Bark paintings are another significant art form in Aboriginal Australian culture, portraying intricate symbols and meanings. Just like rock art, bark paintings also play a vital role in passing on stories and traditions from one generation to the next. A commonly used symbol in bark paintings is the curved U shape, representing a person sitting cross-legged, with additional marks to distinguish between male and female figures.

Oral Traditions and Storytelling

The Aboriginal peoples of Australia have a rich history of oral traditions and storytelling. Song, dance, art, and craft-making are considered key elements of their cultural expression. These practices enable the passing of important communications and histories across generations.

Message sticks, rock and sand art, body painting, and carvings are some of the mediums used in their stories. Spiritual beliefs, ancestral beings, and creation times influence these narratives. The community obligations and kinship structures also play a crucial role in shaping oral traditions.

Recent research validates the accuracy of Aboriginal storytelling. This recognition highlights the significance of oral traditions in preserving the heritage of Aboriginal Australia. Their stories can evoke different reactions in Aboriginal and non-Aboriginal readers, reflecting the strong connection between storytelling and cultural identity.

Modern Influences and Interpretations

The spirituality and mythology of Aboriginal Australia remain significant in contemporary Australian culture. Many Indigenous Australians continue to incorporate their traditional beliefs into their daily lives, despite the challenges posed by colonization and modernization. Aboriginal mythology centers on the strong connection between humans, the earth, and nature.

In recent years, there has been a growing interest in Aboriginal spirituality and its integration into modern art and media. Artistic expressions, such as paintings, sculptures, and film, often feature themes from Aboriginal mythology.

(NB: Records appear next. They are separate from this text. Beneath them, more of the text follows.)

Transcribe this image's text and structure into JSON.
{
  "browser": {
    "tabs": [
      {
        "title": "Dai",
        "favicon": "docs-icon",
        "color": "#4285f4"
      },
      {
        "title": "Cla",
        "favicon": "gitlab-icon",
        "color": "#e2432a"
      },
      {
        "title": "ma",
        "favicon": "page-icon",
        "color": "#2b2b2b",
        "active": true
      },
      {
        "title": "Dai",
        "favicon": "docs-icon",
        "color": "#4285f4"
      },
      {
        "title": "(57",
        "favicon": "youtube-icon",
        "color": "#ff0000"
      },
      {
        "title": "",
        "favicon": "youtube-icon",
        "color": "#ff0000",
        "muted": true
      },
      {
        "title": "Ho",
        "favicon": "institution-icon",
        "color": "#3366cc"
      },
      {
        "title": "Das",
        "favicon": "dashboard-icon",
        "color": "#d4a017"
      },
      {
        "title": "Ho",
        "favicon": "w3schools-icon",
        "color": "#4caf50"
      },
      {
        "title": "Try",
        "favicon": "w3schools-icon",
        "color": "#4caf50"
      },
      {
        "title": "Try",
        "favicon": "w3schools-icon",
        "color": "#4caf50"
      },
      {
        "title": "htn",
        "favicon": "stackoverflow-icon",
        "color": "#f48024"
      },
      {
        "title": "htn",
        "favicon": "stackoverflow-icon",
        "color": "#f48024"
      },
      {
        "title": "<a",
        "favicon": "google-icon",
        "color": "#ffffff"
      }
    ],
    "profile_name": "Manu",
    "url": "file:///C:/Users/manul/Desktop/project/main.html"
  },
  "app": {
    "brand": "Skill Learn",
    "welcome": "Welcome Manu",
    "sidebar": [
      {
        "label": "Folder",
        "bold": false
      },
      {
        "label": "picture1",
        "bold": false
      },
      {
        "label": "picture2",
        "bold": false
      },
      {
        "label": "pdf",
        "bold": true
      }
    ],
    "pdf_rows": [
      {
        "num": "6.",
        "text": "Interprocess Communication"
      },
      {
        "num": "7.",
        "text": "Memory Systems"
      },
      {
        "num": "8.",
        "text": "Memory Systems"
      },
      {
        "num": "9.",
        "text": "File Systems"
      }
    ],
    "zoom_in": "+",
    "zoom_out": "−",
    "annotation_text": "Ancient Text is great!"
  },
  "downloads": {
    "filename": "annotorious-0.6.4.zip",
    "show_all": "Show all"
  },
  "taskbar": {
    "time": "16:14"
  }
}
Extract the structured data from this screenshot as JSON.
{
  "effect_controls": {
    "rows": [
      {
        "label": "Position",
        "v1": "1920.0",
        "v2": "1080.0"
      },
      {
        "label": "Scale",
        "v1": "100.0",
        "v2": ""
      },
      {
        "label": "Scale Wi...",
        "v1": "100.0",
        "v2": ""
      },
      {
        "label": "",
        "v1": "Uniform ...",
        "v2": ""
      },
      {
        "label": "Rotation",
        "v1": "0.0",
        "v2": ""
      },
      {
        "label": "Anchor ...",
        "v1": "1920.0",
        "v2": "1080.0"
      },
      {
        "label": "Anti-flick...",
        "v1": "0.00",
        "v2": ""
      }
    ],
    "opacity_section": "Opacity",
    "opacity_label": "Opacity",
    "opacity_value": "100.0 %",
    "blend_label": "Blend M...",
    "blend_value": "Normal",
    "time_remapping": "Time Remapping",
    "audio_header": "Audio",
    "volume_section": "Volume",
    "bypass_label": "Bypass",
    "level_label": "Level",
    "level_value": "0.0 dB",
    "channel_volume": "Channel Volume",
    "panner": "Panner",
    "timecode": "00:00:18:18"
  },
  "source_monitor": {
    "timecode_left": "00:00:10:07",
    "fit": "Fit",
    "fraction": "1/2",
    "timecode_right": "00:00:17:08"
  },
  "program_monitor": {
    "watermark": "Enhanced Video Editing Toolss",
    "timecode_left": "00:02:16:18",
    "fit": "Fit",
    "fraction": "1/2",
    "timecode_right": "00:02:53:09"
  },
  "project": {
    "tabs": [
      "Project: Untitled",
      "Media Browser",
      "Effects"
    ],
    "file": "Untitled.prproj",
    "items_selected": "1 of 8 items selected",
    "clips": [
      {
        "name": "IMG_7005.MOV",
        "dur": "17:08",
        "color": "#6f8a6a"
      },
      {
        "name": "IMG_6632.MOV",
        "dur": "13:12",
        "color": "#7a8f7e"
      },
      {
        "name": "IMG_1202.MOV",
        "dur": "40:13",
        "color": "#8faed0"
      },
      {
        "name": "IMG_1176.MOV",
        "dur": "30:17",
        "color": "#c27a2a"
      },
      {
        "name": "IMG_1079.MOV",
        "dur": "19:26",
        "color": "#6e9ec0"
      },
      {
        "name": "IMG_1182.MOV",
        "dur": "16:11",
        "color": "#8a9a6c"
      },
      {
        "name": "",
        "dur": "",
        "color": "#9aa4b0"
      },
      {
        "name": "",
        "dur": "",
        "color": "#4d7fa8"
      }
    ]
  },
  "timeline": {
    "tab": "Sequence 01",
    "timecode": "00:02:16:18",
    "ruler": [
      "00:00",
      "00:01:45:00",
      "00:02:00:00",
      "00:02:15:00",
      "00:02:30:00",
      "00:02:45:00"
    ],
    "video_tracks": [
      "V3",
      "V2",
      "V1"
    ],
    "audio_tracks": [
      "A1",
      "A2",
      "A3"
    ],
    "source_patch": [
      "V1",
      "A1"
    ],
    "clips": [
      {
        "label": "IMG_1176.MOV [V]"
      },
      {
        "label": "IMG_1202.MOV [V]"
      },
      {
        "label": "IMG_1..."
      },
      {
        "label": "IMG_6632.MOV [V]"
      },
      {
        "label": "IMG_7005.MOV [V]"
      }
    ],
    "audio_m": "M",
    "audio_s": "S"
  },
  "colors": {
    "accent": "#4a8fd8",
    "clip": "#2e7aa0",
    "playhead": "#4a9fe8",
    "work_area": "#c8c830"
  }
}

The spirituality of Aboriginal Australians also influences environmental conservation efforts, highlighting the importance of preserving ancient traditions.

Some examples of modern influences drawn from Aboriginal mythology are:

  • Literature: Incorporation of Aboriginal mythological elements in novels, short stories, and poetry.
  • Visual Art: Depictions of gods, spirits, and Dreamtime stories in various art forms.
  • Music: Use of traditional Aboriginal instruments and sounds, as well as incorporating mythological themes.
  • Film: Portrayals of Aboriginal mythology in movies and documentaries.

By continuing to explore and appreciate the rich mythology and spiritual beliefs of Aboriginal Australians, modern society can learn from and honor the wisdom of the oldest living culture on earth.